Antetokounmpo watched Lillard’s situation reasonably closely, but didn’t get a sense of it being realistic until much, much later.
“I never thought he could come to the Milwaukee Bucks,” Antetokounmpo told Yahoo Sports. “No idea. I’d never thought he’d be here. The same way you heard about the teams [on his list], the Miamis, the [Nets]. I’m happy, I’m very happy.”
Unprompted, in his opening statement, Lillard referred to Antetokounmpo as the “best player in the league.” It’s not an uncommon take or bold one, but it sets the tone that there won’t be any power struggle in this pairing.
“I know the player he is, I know the player I am,” Lillard said. “I know how to make my presence known. Being myself doesn’t always mean I gotta be out front or everything’s gotta be about me.”
Lillard mentioned playing at Weber State, with upperclassmen around, respecting the hierarchy while establishing himself. He mentioned being a young player in Portland where LaMarcus Aldridge was the star, and Wes Matthews and Nic Batum were the established veterans — again, he made his impact in his own way before things turned to him.

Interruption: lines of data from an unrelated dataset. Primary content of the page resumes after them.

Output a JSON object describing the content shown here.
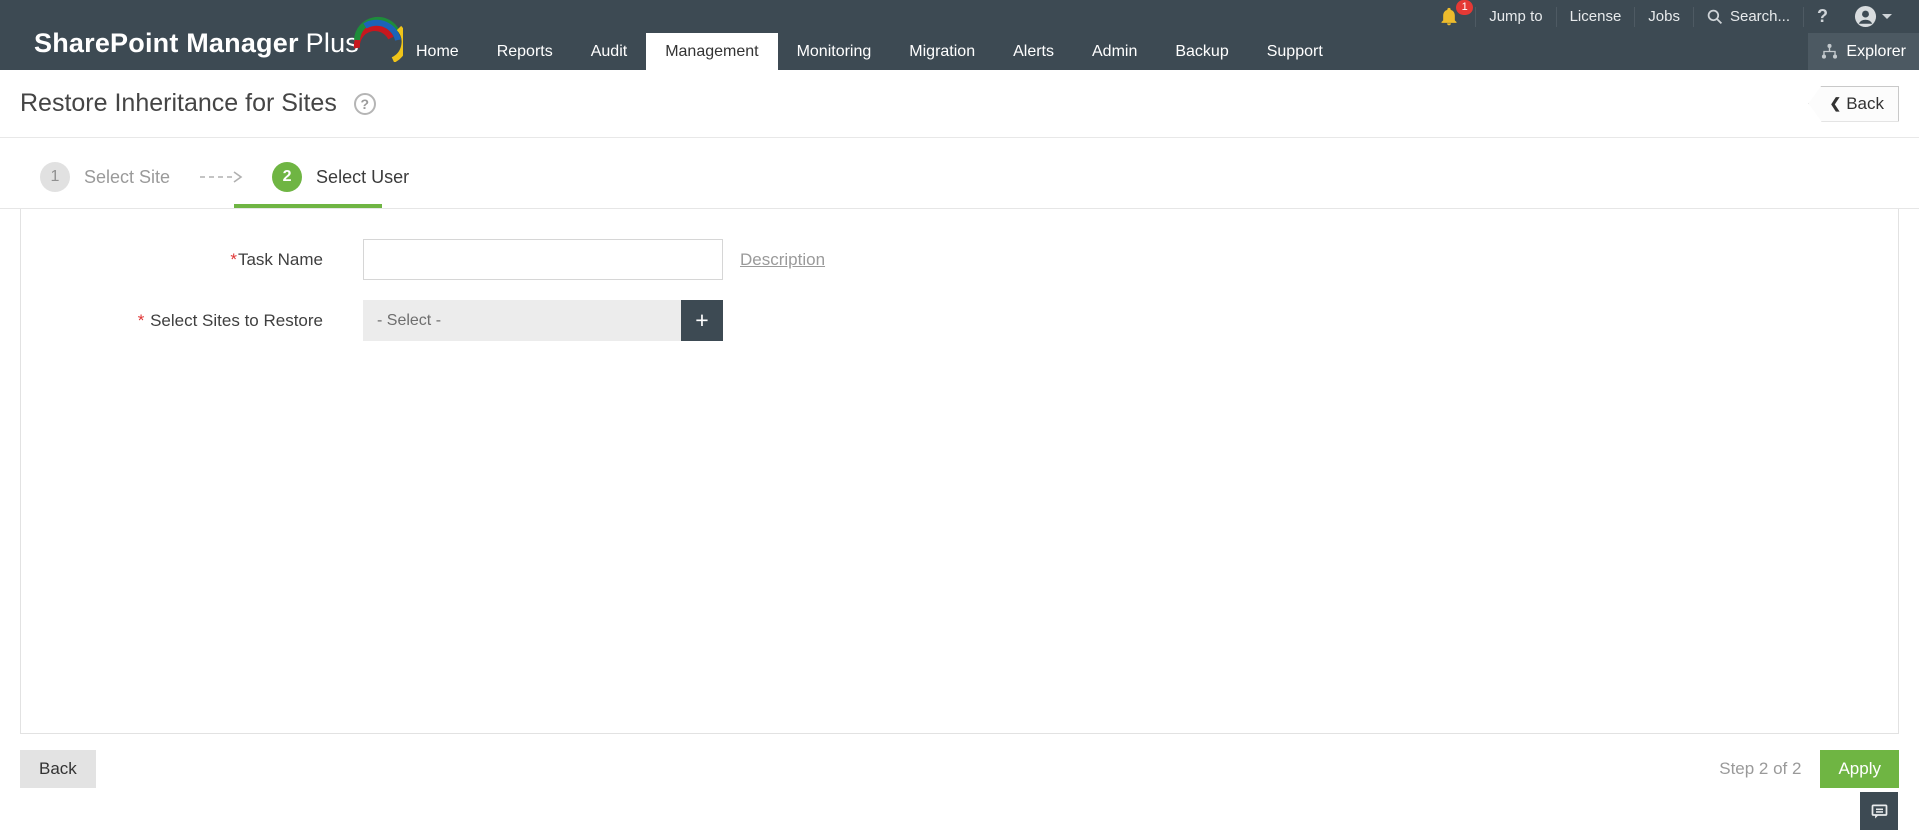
{
  "header": {
    "logo": {
      "text_main": "SharePoint Manager",
      "text_accent": "Plus"
    },
    "utility": {
      "notification_count": "1",
      "jump_to": "Jump to",
      "license": "License",
      "jobs": "Jobs",
      "search_label": "Search...",
      "help_label": "?",
      "icons": [
        "bell-icon",
        "search-icon",
        "user-avatar-icon",
        "chevron-down-icon"
      ]
    },
    "nav": {
      "items": [
        {
          "label": "Home",
          "active": false
        },
        {
          "label": "Reports",
          "active": false
        },
        {
          "label": "Audit",
          "active": false
        },
        {
          "label": "Management",
          "active": true
        },
        {
          "label": "Monitoring",
          "active": false
        },
        {
          "label": "Migration",
          "active": false
        },
        {
          "label": "Alerts",
          "active": false
        },
        {
          "label": "Admin",
          "active": false
        },
        {
          "label": "Backup",
          "active": false
        },
        {
          "label": "Support",
          "active": false
        }
      ],
      "explorer_label": "Explorer",
      "explorer_icon": "sitemap-icon"
    }
  },
  "page": {
    "title": "Restore Inheritance for Sites",
    "help_icon": "question-circle-icon",
    "back_button_label": "Back",
    "back_chevron": "❮"
  },
  "wizard": {
    "steps": [
      {
        "number": "1",
        "label": "Select Site",
        "state": "inactive"
      },
      {
        "number": "2",
        "label": "Select User",
        "state": "active"
      }
    ],
    "connector_icon": "dashed-arrow-icon"
  },
  "form": {
    "task_name": {
      "required_mark": "*",
      "label": "Task Name",
      "value": "",
      "description_link": "Description"
    },
    "select_sites": {
      "required_mark": "*",
      "label": "Select Sites to Restore",
      "selected_value": "- Select -",
      "add_button_label": "+"
    }
  },
  "footer": {
    "back_label": "Back",
    "step_indicator": "Step 2 of 2",
    "apply_label": "Apply",
    "chat_icon": "feedback-chat-icon"
  },
  "colors": {
    "header_bg": "#3d4a53",
    "explorer_bg": "#4c5962",
    "accent_green": "#6fb543",
    "badge_red": "#e53935",
    "bell_gold": "#eebc2c",
    "border_gray": "#e2e2e2",
    "select_bg": "#ececec"
  }
}
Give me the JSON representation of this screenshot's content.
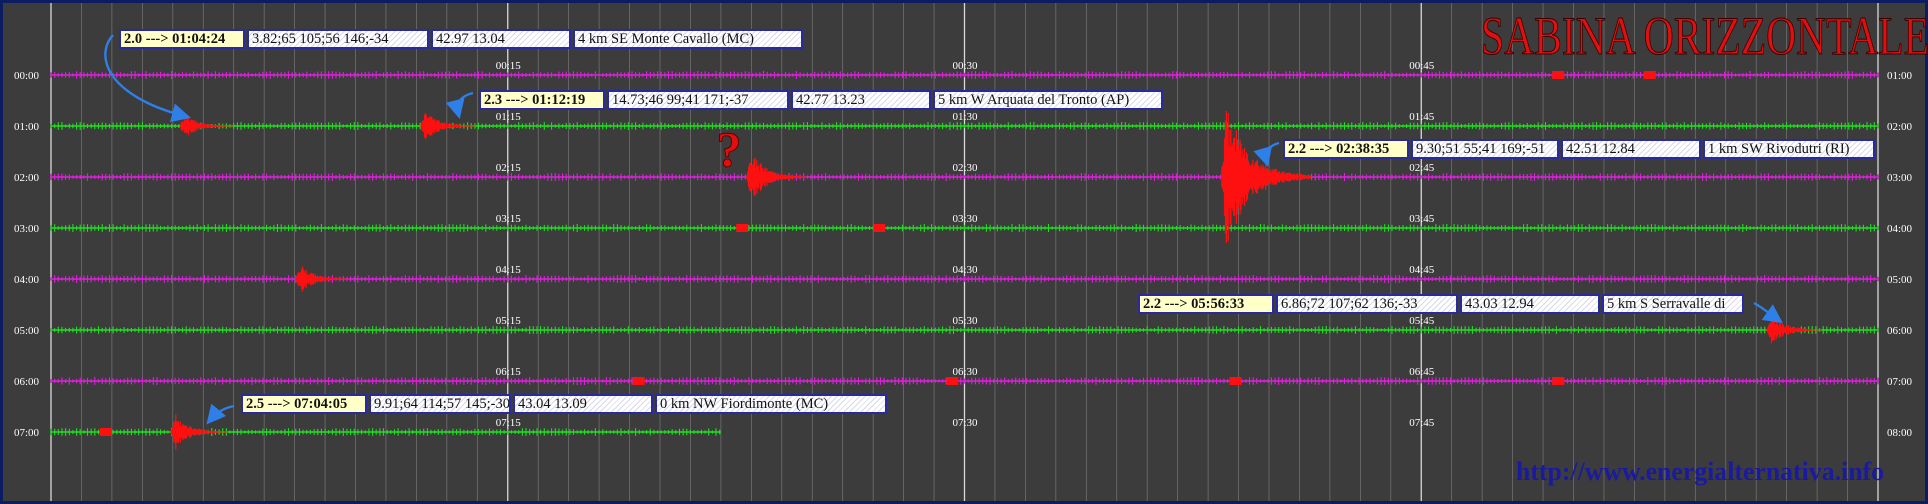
{
  "title": "SABINA ORIZZONTALE",
  "footer_url": "http://www.energialternativa.info",
  "left_times": [
    "00:00",
    "01:00",
    "02:00",
    "03:00",
    "04:00",
    "05:00",
    "06:00",
    "07:00"
  ],
  "right_times": [
    "01:00",
    "02:00",
    "03:00",
    "04:00",
    "05:00",
    "06:00",
    "07:00",
    "08:00"
  ],
  "quarter_marks": [
    [
      "00:15",
      "00:30",
      "00:45"
    ],
    [
      "01:15",
      "01:30",
      "01:45"
    ],
    [
      "02:15",
      "02:30",
      "02:45"
    ],
    [
      "03:15",
      "03:30",
      "03:45"
    ],
    [
      "04:15",
      "04:30",
      "04:45"
    ],
    [
      "05:15",
      "05:30",
      "05:45"
    ],
    [
      "06:15",
      "06:30",
      "06:45"
    ],
    [
      "07:15",
      "07:30",
      "07:45"
    ]
  ],
  "question_mark": "?",
  "colors": {
    "background": "#3c3c3c",
    "magenta": "#e020e0",
    "green": "#20e020",
    "quake": "#ff1010",
    "arrow": "#2f7fe8",
    "title": "#e01010",
    "url": "#1a1aa0"
  },
  "events": [
    {
      "mag": "2.0 ---> 01:04:24",
      "params": "3.82;65 105;56 146;-34",
      "coords": "42.97 13.04",
      "location": "4 km SE Monte Cavallo (MC)"
    },
    {
      "mag": "2.3 ---> 01:12:19",
      "params": "14.73;46 99;41 171;-37",
      "coords": "42.77 13.23",
      "location": "5 km W Arquata del Tronto (AP)"
    },
    {
      "mag": "2.2 ---> 02:38:35",
      "params": "9.30;51 55;41 169;-51",
      "coords": "42.51 12.84",
      "location": "1 km SW Rivodutri (RI)"
    },
    {
      "mag": "2.2 ---> 05:56:33",
      "params": "6.86;72 107;62 136;-33",
      "coords": "43.03 12.94",
      "location": "5 km S Serravalle di"
    },
    {
      "mag": "2.5 ---> 07:04:05",
      "params": "9.91;64 114;57 145;-30",
      "coords": "43.04 13.09",
      "location": "0 km NW Fiordimonte (MC)"
    }
  ],
  "chart_data": {
    "type": "line",
    "title": "SABINA ORIZZONTALE",
    "xlabel": "",
    "ylabel": "",
    "x_ticks_minutes": [
      "00",
      "15",
      "30",
      "45",
      "60"
    ],
    "rows": [
      {
        "start": "00:00",
        "end": "01:00",
        "color": "magenta"
      },
      {
        "start": "01:00",
        "end": "02:00",
        "color": "green"
      },
      {
        "start": "02:00",
        "end": "03:00",
        "color": "magenta"
      },
      {
        "start": "03:00",
        "end": "04:00",
        "color": "green"
      },
      {
        "start": "04:00",
        "end": "05:00",
        "color": "magenta"
      },
      {
        "start": "05:00",
        "end": "06:00",
        "color": "green"
      },
      {
        "start": "06:00",
        "end": "07:00",
        "color": "magenta"
      },
      {
        "start": "07:00",
        "end": "08:00",
        "color": "green"
      }
    ],
    "events": [
      {
        "row": 1,
        "minute": 4.4,
        "amplitude": 0.7
      },
      {
        "row": 1,
        "minute": 12.3,
        "amplitude": 0.9
      },
      {
        "row": 2,
        "minute": 23.0,
        "amplitude": 1.4
      },
      {
        "row": 2,
        "minute": 38.6,
        "amplitude": 4.0
      },
      {
        "row": 4,
        "minute": 8.2,
        "amplitude": 0.8
      },
      {
        "row": 5,
        "minute": 56.5,
        "amplitude": 0.9
      },
      {
        "row": 7,
        "minute": 4.1,
        "amplitude": 1.0
      }
    ]
  }
}
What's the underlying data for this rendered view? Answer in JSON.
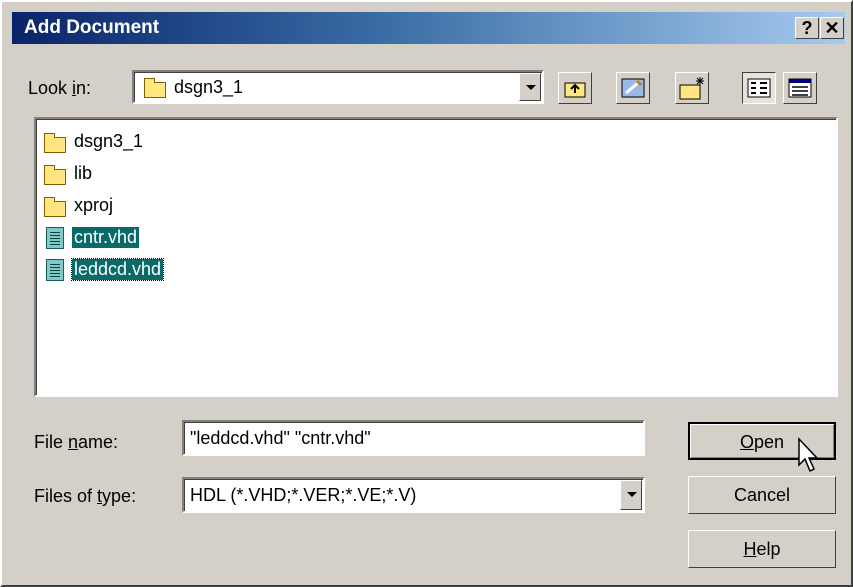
{
  "window": {
    "title": "Add Document",
    "help_glyph": "?",
    "close_glyph": "✕"
  },
  "lookin": {
    "label_pre": "Look ",
    "label_u": "i",
    "label_post": "n:",
    "value": "dsgn3_1"
  },
  "files": [
    {
      "name": "dsgn3_1",
      "type": "folder",
      "selected": false
    },
    {
      "name": "lib",
      "type": "folder",
      "selected": false
    },
    {
      "name": "xproj",
      "type": "folder",
      "selected": false
    },
    {
      "name": "cntr.vhd",
      "type": "file",
      "selected": true
    },
    {
      "name": "leddcd.vhd",
      "type": "file",
      "selected": true
    }
  ],
  "filename": {
    "label_pre": "File ",
    "label_u": "n",
    "label_post": "ame:",
    "value": "\"leddcd.vhd\" \"cntr.vhd\""
  },
  "filetype": {
    "label_pre": "Files of ",
    "label_u": "t",
    "label_post": "ype:",
    "value": "HDL (*.VHD;*.VER;*.VE;*.V)"
  },
  "buttons": {
    "open_u": "O",
    "open_rest": "pen",
    "cancel": "Cancel",
    "help_u": "H",
    "help_rest": "elp"
  }
}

Things will turn to Lillard, probably in the last five minutes of critical games, and he’ll welcome that challenge of being the closer. But everything still revolves around Antetokounmpo, the majority of the weight will be his to carry.
He’ll be responsible for Lillard having the real estate on the floor to be his best self — Lillard is established enough that many will know if there’s some discomfort, it won’t be because his game fell off overnight.
Adjustments will be made, which is why Antetokounmpo expressed the importance of watching film with Lillard, so the two can get on the same page as quickly as possible. There’s ground to be gained in the East, as every contender has a major issue or addition to address.
Boston added Jrue Holiday and Kristaps Porziņģis while losing Robert Williams III, Grant Williams, Marcus Smart and Malcolm Brogdon. Miami missed out on Lillard and didn’t re-sign two key members from its Finals run.
Everyone seems to understand things will be different. New coach Adrian Griffin is not Mike Budenholzer, the fine championship-winning coach who had one playoff disappointment too many for Horst and anyone with significant equity in the Bucks.
Khris Middleton will take on more of Holiday’s defensive assignments, presumably, and take a step back on offense to make way for Lillard. How exactly he fits on offense remains to be seen, but he understands everyone will start at square one with a new system and new way of life.
Health had been an issue for the Bucks the last two years, with Antetokounmpo missing games in the first round against Miami and Middleton missing the 2022 second round against Boston, then battling those same ailments and more last season.
Those circumstances aided in the Bucks’ inability to repeat, which led them to this day, where they can no longer fly among the pack but must lead.
Antetokounmpo, though, refuses to admit they’re the favorites.
“We haven’t even practiced yet. You gotta win. It’s steps toward the right direction,” he told Yahoo Sports. “I think we’re the worst team in the NBA.”
Clearly tongue-in-cheek, Antetokounmpo took steps toward a team photo featuring Brook Lopez, Middleton, himself … and Lillard.
He laughed. Even he knows he has a good hand and has to deliver.